Chef at his family’s restaurant Le Rivage, which has wooed Hells Kitchen with garlicky Escargots and buttery Sole Meuniere since 1982, Paul Denamiel is essentially French food royalty. So it only made sense that the scion should open his own charming bistro called Little Prince, which fits cozily into the conventional — but no less enchanting — tropes of a classic French bistro.

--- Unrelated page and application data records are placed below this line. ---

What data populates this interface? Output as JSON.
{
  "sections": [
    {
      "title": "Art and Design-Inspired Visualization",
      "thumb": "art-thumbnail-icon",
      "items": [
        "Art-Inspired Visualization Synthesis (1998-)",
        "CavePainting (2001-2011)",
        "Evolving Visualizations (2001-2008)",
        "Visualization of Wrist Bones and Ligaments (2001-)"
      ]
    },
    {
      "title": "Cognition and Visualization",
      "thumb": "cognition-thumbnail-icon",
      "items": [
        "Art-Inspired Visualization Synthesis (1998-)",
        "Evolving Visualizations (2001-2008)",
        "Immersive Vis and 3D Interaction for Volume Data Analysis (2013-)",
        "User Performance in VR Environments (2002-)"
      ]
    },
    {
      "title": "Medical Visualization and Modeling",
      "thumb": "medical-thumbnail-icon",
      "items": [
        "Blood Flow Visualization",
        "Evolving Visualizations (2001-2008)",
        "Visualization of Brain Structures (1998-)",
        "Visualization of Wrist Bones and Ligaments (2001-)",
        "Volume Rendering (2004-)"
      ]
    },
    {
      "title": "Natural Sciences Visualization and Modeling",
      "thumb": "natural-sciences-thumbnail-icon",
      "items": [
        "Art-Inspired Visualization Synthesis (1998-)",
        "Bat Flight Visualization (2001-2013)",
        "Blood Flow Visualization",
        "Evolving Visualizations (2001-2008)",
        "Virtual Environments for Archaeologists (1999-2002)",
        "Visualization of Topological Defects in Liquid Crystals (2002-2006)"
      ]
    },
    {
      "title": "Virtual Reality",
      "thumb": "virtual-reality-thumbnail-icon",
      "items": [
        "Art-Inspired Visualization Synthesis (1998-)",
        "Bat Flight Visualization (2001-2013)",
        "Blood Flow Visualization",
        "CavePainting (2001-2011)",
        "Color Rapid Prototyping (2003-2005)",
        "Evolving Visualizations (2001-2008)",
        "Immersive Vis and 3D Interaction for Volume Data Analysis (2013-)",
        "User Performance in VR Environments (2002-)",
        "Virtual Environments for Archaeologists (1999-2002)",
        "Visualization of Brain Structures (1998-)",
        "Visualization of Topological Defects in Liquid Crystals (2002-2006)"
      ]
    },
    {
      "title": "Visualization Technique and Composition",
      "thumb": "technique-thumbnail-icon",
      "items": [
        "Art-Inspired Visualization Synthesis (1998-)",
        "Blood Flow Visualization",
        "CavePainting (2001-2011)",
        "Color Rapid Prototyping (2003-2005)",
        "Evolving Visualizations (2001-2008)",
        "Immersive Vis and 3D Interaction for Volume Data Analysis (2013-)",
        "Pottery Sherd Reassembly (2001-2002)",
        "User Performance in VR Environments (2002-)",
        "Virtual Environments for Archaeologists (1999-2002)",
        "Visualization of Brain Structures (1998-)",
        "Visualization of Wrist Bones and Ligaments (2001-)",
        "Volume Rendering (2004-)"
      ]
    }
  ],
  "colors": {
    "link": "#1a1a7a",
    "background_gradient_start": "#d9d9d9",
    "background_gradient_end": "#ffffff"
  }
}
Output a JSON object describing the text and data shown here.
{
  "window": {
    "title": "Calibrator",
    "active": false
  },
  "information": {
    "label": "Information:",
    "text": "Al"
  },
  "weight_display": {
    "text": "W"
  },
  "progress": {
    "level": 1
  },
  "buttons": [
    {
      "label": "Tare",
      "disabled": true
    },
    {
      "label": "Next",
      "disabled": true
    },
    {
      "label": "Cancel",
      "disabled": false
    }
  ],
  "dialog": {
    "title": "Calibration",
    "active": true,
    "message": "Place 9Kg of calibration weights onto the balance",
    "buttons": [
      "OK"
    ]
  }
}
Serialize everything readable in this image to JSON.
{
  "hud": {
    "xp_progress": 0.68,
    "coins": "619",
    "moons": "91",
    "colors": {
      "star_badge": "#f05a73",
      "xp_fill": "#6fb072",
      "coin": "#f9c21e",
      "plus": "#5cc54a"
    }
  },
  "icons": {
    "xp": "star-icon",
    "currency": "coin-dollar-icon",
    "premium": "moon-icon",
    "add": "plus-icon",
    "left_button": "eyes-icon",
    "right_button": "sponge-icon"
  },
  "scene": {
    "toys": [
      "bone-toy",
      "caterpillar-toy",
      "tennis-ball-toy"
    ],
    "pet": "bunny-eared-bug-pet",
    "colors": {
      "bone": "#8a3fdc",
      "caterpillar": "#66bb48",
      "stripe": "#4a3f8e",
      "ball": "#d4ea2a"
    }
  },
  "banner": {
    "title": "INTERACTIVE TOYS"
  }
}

There are pressed tin ceilings, a gracious wooden bar, and romantic two-tops spilling out onto the street, along with a menu chock-a-block with Francophile favorites. As we’ve come to expect of any chef worth his fleur de sel, Denamiel makes an exemplary Ratatouille… a kaleidoscope of Oven-Dried Tomatoes, Summer Squash and Japanese Eggplant, crowned with a Soft Poached Egg. There’s also a lovely Frisee aux Lardons (liberally dotted with Nueske’s Bacon), a not-too-syrupy Canard a l’Orange (the sweetness balanced nicely by Cippolini Onions and Bitter Endive) and an excellent Steak au Poivre; the appropriately pedigreed dry-aged Creekstone Farms NY Strip accompanied by a mound of cheesy Swiss Chard.
But Denamiel really excels when he gently flouts tradition, most notably in the form of the French Onion Soup Burger. Originally leaked as an off-menu item, it’s easily become one of his signature dishes, currently listed between the Culotte Steak Frites and Grilled Colorado Lamb “Pour Deaux.” Inspired by the best-selling Soupe à l’oignon Gratinée at Le Rivage, it’s made with a signature Pat LaFrieda blend of short rib, brisket and chuck — the medium-rare patty smothered with Caramelized Onions, Emmenthal Cheese, Béchamel sauce and spicy Dijon. And while it’s certainly cutesy (see the jaunty French flag skewered through the toasted English Muffin), it manages to skirt being gimmicky, for the simple fact that it just tastes so damn good.
Not only that, but it’s a dish for all seasons… a way to enjoy the rich, indulgent flavors of Onion Gratinee in the spring or summer, minus the searing heat. But will we return to the Little Prince during the dead of winter as well, to assuage our twin cravings for hearty, rib-sticking soups and beefy, unctuous hamburgers? Mais Oui.